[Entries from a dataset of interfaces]
+++++

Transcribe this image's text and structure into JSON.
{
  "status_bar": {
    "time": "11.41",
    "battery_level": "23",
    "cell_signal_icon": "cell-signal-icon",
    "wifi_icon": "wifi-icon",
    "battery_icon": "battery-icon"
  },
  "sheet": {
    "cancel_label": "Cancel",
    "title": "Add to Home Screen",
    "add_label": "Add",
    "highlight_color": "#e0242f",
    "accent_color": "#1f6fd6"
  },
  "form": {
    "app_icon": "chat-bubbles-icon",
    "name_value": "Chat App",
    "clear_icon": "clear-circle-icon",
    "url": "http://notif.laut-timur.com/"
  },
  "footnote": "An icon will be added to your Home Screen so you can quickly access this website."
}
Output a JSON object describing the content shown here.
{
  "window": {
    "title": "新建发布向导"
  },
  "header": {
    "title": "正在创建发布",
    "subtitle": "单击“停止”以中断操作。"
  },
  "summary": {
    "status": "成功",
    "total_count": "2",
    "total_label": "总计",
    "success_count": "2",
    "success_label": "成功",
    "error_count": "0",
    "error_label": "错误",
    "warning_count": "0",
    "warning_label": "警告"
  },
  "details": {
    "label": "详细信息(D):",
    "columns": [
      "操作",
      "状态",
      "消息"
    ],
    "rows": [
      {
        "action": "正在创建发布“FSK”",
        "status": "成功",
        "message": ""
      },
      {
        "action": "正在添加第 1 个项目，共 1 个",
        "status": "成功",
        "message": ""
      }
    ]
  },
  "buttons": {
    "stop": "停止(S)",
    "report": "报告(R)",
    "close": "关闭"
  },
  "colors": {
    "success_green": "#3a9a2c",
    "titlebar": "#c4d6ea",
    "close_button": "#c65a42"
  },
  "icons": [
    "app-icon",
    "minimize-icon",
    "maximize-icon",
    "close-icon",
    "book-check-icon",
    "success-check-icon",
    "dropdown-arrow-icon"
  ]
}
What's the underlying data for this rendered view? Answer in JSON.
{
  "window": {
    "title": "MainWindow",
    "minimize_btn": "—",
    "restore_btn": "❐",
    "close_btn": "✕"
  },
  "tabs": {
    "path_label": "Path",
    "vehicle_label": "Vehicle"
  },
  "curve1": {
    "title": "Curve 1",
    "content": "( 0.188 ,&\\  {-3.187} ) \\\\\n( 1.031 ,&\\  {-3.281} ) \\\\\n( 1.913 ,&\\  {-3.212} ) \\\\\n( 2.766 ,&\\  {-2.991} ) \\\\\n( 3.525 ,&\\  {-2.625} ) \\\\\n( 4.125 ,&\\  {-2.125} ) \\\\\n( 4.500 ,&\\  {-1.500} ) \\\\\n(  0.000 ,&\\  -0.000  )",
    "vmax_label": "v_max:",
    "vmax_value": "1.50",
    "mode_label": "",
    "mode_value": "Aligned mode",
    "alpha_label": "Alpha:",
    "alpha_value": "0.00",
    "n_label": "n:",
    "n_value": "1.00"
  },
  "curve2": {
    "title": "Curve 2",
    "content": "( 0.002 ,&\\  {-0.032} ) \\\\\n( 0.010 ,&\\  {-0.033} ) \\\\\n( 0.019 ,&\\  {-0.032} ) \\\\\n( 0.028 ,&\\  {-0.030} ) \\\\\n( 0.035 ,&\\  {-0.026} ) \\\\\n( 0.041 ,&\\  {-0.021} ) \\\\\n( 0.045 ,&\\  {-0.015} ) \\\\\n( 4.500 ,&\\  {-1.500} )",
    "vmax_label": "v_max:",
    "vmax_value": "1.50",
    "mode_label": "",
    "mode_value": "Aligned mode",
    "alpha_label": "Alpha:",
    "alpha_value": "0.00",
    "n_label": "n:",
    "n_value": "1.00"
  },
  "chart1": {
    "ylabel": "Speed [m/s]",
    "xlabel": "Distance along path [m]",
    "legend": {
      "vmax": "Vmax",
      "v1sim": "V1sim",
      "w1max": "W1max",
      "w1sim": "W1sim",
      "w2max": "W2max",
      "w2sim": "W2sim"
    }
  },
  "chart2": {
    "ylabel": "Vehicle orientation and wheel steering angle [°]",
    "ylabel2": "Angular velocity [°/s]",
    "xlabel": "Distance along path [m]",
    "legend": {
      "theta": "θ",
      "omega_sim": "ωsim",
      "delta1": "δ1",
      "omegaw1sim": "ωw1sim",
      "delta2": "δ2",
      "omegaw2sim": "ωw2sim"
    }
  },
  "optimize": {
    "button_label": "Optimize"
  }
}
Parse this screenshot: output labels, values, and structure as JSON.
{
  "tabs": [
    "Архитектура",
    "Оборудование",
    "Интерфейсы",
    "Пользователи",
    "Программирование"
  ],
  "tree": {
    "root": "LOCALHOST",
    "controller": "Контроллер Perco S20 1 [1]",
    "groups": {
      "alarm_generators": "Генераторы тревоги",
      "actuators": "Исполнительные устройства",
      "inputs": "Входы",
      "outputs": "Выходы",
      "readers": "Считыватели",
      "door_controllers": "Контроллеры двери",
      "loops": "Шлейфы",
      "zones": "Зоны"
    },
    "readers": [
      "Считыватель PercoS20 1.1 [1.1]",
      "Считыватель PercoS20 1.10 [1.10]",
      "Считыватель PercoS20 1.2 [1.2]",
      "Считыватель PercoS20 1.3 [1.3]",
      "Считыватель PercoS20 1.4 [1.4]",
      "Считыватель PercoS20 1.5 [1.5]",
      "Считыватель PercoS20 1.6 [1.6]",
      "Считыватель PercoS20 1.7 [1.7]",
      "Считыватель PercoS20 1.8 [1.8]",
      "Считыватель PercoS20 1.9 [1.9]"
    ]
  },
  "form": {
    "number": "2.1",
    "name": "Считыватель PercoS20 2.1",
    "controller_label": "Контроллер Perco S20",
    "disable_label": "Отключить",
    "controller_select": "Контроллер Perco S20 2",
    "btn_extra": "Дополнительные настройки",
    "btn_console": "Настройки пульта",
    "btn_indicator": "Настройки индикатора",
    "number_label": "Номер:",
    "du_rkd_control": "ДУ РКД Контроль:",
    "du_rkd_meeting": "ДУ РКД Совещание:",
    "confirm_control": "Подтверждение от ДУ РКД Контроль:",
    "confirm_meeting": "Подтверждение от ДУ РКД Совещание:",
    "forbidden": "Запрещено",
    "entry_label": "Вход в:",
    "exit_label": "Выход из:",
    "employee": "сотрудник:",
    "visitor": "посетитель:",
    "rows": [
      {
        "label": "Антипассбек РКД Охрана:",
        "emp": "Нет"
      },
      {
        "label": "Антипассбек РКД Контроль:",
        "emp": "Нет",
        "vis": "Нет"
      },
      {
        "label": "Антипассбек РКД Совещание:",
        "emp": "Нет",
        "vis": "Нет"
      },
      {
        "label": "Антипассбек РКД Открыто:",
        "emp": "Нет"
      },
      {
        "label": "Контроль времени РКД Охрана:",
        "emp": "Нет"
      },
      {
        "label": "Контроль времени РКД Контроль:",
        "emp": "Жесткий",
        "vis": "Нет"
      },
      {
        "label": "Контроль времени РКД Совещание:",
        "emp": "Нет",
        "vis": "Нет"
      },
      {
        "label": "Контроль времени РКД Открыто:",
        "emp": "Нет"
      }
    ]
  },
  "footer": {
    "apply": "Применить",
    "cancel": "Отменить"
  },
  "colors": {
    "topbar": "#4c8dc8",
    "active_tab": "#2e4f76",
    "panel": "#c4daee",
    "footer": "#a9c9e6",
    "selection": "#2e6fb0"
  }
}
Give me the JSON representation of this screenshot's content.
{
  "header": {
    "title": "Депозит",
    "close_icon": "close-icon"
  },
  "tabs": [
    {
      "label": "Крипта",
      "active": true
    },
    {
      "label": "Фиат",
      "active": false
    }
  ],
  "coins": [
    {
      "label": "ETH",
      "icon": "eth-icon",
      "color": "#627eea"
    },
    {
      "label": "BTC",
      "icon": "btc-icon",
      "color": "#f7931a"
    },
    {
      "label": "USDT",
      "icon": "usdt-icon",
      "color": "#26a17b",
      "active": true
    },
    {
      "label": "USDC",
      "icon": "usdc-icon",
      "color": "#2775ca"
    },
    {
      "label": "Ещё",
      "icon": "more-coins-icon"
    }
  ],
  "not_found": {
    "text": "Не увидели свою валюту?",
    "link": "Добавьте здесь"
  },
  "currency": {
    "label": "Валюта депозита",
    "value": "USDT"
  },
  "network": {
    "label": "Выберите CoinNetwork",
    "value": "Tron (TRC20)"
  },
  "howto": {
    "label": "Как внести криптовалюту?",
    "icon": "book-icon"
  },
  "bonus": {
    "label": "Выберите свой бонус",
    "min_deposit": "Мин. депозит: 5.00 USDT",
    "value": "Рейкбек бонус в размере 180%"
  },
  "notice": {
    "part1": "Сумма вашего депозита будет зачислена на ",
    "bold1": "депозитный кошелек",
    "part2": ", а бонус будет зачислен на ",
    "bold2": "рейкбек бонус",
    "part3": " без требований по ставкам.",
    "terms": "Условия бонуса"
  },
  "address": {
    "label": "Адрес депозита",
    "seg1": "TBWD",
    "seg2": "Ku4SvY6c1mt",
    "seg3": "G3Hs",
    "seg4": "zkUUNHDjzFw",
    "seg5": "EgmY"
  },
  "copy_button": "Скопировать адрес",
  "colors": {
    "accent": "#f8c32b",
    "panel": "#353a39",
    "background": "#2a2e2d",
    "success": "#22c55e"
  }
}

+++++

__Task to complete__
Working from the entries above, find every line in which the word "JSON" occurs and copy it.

__Answer box__
Transcribe this image's text and structure into JSON.
Output a JSON object describing the content shown here.
What's the underlying data for this rendered view? Answer in JSON.
Parse this screenshot: output labels, values, and structure as JSON.
Give me the JSON representation of this screenshot's content.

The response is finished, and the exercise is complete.